[Page and application data records]
Segment Open
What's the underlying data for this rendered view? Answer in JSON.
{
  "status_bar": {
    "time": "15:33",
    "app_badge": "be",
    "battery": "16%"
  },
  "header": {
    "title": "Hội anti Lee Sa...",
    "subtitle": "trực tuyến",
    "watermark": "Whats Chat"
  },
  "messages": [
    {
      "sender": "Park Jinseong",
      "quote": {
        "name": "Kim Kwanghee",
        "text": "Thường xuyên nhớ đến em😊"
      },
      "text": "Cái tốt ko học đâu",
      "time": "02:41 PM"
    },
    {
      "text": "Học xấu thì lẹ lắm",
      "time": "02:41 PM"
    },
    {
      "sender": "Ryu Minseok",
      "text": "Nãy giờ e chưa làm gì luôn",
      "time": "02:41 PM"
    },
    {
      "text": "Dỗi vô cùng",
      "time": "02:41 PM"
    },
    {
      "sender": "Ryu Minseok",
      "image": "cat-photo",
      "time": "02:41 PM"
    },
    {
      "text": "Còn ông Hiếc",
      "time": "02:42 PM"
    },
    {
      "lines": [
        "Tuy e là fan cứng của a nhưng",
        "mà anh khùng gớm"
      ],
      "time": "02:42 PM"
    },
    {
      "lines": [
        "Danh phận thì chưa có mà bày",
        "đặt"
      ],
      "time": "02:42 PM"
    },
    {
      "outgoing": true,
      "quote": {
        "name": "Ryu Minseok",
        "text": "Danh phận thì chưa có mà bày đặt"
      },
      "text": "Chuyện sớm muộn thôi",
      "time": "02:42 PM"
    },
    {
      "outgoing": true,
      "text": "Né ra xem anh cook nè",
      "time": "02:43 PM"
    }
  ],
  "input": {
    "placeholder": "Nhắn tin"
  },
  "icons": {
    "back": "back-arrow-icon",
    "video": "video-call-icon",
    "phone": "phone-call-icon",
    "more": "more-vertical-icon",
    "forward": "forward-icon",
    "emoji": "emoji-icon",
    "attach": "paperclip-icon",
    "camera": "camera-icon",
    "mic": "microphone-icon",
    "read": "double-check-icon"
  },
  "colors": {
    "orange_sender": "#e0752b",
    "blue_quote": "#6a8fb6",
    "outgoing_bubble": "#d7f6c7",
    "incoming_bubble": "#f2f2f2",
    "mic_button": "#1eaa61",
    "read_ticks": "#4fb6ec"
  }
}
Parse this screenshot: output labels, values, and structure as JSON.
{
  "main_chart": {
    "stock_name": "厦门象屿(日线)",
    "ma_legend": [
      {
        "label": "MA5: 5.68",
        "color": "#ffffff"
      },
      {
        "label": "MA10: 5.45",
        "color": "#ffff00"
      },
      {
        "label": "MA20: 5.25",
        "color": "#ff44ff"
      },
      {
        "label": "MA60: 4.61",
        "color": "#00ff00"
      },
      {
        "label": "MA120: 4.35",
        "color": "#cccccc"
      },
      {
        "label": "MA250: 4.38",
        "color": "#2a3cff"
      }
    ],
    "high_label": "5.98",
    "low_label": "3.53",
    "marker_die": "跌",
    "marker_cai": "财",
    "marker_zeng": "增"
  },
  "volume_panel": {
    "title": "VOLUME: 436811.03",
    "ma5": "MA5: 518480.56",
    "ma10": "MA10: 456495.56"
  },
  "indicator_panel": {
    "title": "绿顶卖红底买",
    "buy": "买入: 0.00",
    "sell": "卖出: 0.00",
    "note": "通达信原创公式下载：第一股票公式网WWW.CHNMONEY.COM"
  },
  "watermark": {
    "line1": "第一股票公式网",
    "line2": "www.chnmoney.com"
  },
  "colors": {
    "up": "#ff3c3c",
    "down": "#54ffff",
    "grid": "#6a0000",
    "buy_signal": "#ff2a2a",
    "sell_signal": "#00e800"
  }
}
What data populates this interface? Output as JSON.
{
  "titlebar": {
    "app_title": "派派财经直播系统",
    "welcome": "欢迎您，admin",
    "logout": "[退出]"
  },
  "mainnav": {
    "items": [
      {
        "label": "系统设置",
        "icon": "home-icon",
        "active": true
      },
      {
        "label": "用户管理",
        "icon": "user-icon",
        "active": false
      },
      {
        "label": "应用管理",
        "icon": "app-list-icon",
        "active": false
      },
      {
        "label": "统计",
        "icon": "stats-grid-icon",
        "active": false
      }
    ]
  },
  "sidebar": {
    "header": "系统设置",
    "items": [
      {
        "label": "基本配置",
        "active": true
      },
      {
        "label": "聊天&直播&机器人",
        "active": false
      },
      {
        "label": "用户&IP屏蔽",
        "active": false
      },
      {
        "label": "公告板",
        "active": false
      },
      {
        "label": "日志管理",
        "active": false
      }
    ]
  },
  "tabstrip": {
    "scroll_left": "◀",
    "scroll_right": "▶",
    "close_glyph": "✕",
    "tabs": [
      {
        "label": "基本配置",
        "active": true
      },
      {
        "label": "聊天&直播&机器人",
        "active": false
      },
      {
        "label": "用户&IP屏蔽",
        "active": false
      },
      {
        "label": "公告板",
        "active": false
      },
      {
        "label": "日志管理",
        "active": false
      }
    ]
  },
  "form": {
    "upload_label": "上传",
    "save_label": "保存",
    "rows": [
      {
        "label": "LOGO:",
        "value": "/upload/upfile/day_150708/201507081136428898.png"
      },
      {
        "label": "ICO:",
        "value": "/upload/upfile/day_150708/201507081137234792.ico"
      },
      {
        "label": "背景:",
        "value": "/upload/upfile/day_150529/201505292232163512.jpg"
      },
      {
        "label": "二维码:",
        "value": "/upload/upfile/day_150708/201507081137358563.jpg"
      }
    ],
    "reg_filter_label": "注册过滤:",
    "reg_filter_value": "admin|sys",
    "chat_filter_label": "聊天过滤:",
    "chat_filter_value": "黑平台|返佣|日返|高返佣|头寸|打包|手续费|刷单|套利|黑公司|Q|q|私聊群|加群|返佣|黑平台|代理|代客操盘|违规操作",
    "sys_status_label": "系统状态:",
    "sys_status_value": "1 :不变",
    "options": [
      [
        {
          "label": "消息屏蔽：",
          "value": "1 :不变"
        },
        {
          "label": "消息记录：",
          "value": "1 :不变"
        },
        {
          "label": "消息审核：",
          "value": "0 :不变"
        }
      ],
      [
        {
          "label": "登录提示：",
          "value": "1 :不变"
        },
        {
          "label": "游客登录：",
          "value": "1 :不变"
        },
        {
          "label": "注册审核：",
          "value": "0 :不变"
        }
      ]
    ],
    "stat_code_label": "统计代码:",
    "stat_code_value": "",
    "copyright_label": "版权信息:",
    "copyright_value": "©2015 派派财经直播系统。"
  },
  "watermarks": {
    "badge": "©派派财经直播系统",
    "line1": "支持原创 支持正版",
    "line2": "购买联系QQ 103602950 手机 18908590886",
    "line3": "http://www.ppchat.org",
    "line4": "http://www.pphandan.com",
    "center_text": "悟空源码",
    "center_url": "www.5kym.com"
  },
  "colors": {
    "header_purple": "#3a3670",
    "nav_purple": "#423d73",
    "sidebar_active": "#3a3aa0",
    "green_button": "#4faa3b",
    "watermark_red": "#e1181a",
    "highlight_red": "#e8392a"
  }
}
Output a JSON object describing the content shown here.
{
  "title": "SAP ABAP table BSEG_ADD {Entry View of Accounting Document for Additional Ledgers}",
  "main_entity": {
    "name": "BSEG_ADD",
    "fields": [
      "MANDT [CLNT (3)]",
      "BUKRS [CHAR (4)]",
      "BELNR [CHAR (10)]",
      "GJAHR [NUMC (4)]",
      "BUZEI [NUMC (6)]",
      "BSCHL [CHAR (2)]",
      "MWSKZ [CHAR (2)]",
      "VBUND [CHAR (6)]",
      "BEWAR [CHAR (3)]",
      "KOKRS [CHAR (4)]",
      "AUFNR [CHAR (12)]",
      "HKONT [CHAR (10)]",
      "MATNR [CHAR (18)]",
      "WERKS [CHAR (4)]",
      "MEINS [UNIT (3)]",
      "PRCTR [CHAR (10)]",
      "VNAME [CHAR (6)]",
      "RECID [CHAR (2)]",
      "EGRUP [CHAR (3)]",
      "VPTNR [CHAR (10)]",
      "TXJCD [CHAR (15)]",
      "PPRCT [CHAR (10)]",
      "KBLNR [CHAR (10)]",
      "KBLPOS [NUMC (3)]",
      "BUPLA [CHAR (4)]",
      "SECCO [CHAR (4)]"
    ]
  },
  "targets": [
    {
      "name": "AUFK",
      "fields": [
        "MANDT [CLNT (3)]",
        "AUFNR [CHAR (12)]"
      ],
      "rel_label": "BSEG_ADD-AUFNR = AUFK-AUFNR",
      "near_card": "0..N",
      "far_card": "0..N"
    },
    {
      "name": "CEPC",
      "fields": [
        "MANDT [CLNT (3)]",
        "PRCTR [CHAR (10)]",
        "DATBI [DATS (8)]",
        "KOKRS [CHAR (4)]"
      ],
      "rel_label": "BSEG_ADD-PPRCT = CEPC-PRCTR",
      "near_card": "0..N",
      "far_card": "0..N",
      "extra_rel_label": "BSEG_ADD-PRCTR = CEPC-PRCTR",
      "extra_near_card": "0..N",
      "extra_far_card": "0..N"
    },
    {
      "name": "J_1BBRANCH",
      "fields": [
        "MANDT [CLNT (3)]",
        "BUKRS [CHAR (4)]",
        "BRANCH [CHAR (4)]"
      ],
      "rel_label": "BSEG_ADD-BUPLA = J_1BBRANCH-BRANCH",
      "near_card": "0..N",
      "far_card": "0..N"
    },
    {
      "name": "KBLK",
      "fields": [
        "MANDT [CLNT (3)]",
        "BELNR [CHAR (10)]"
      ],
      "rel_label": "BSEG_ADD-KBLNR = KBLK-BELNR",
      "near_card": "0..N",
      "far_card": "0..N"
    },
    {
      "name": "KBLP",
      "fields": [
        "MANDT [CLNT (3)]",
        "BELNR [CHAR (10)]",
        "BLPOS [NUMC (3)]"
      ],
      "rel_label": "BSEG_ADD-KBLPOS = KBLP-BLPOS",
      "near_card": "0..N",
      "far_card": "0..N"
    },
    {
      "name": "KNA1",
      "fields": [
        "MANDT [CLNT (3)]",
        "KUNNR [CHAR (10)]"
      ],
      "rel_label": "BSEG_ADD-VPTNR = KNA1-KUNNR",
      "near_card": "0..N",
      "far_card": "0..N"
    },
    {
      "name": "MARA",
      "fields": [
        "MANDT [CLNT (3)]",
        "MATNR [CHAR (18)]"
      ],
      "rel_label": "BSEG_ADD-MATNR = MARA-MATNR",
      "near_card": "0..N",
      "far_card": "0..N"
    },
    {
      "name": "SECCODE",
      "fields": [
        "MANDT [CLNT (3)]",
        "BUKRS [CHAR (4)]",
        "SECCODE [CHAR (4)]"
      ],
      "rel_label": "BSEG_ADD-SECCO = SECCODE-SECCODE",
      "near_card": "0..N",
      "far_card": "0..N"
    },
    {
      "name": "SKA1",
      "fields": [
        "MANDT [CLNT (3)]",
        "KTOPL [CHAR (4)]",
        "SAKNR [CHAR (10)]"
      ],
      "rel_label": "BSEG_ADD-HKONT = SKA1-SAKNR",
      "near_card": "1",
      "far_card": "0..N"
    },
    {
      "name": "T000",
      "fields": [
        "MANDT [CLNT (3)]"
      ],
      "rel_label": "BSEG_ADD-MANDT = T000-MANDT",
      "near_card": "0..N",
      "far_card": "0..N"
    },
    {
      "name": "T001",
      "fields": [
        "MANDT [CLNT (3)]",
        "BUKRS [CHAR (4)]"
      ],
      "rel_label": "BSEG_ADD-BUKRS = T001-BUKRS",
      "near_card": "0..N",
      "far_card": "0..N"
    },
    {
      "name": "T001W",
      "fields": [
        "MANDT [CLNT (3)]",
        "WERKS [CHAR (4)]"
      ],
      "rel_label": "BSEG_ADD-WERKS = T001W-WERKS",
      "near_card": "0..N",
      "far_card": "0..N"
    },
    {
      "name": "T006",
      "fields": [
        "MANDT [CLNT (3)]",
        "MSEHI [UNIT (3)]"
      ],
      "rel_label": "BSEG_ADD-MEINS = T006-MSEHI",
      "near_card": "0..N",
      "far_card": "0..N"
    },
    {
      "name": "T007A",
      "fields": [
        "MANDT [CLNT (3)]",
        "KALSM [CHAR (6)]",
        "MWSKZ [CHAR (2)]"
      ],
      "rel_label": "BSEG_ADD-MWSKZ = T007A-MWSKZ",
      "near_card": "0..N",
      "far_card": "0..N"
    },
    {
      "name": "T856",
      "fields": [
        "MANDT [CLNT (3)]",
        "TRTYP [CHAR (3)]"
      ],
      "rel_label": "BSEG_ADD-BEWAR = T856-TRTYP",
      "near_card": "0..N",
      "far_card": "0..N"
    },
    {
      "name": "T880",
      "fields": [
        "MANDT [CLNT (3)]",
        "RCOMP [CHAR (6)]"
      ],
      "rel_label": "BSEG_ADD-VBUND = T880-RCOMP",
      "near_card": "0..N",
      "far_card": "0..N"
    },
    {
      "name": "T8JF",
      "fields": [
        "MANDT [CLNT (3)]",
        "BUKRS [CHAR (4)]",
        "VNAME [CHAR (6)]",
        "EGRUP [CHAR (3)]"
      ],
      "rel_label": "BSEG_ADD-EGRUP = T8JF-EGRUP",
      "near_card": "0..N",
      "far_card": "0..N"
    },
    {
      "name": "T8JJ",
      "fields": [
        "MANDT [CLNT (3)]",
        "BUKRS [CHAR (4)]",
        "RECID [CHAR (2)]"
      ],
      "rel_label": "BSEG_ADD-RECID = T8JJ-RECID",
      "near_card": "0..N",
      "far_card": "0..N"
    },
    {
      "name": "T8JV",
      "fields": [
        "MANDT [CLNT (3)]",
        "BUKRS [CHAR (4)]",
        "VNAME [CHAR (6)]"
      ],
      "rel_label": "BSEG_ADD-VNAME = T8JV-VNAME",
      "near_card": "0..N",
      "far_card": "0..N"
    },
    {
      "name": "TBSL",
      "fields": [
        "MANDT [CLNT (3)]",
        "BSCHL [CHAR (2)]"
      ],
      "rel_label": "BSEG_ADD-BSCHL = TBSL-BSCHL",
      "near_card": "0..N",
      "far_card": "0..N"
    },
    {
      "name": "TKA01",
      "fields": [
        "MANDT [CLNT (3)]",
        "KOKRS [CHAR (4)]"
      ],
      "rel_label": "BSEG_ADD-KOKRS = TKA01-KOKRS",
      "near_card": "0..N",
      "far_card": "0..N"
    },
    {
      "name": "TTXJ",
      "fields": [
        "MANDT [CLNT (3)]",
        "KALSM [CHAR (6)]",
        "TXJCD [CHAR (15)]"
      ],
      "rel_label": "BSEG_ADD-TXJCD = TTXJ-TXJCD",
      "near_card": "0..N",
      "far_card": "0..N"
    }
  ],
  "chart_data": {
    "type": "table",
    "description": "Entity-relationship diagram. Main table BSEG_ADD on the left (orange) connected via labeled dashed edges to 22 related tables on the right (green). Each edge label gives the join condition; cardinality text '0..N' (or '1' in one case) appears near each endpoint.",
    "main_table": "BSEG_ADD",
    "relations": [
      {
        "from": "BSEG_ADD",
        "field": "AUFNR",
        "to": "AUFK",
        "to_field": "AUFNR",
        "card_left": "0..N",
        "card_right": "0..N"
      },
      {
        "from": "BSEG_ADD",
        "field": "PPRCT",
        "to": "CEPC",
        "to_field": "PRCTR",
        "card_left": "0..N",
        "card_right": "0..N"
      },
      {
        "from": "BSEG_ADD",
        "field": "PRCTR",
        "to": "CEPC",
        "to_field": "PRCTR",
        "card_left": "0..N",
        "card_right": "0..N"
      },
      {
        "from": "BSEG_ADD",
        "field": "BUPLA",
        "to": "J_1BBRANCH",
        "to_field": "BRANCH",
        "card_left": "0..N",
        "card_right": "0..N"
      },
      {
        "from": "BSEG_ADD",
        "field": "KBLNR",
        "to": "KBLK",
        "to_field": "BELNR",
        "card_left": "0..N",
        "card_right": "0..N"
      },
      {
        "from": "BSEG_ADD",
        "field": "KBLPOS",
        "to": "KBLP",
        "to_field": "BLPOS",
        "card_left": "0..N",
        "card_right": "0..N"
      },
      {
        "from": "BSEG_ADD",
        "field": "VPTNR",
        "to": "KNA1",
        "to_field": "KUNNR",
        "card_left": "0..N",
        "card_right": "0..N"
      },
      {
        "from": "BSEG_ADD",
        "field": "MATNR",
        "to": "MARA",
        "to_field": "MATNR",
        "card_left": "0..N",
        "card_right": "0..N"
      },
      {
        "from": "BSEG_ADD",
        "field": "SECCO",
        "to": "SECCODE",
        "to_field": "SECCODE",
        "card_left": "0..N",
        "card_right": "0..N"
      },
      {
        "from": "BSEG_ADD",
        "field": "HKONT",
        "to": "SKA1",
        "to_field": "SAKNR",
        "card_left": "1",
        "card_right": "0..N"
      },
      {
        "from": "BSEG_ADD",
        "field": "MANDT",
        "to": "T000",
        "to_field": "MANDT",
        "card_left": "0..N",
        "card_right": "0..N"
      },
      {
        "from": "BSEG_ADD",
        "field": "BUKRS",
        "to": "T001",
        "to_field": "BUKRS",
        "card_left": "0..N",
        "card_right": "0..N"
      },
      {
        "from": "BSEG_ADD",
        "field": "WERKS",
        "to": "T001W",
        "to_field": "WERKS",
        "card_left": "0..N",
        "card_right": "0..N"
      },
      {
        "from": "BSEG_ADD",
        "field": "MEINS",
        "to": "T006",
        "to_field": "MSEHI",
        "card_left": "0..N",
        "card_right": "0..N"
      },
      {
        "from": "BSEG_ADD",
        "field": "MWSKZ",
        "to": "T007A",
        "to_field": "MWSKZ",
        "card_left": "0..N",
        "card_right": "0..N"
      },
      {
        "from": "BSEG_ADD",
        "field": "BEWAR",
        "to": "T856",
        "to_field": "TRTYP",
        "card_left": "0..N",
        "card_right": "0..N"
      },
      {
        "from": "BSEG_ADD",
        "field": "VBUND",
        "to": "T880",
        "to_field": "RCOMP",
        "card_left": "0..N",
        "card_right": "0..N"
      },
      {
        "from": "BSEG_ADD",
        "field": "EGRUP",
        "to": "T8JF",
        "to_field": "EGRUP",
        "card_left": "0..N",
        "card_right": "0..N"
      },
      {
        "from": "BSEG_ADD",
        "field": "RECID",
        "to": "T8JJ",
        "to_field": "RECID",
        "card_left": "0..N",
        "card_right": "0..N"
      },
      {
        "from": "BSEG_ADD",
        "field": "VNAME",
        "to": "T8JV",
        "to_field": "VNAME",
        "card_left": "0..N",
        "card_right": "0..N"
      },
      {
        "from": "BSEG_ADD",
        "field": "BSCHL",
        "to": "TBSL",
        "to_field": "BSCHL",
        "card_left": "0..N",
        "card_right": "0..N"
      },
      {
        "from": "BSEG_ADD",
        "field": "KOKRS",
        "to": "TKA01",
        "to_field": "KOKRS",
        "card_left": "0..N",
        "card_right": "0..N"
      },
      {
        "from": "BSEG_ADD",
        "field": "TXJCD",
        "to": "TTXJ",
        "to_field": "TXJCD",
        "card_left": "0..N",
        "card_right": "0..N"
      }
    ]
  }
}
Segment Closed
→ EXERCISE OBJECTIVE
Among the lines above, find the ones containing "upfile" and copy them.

→ REPLY
        "value": "/upload/upfile/day_150708/201507081136428898.png"
        "value": "/upload/upfile/day_150708/201507081137234792.ico"
        "value": "/upload/upfile/day_150529/201505292232163512.jpg"
        "value": "/upload/upfile/day_150708/201507081137358563.jpg"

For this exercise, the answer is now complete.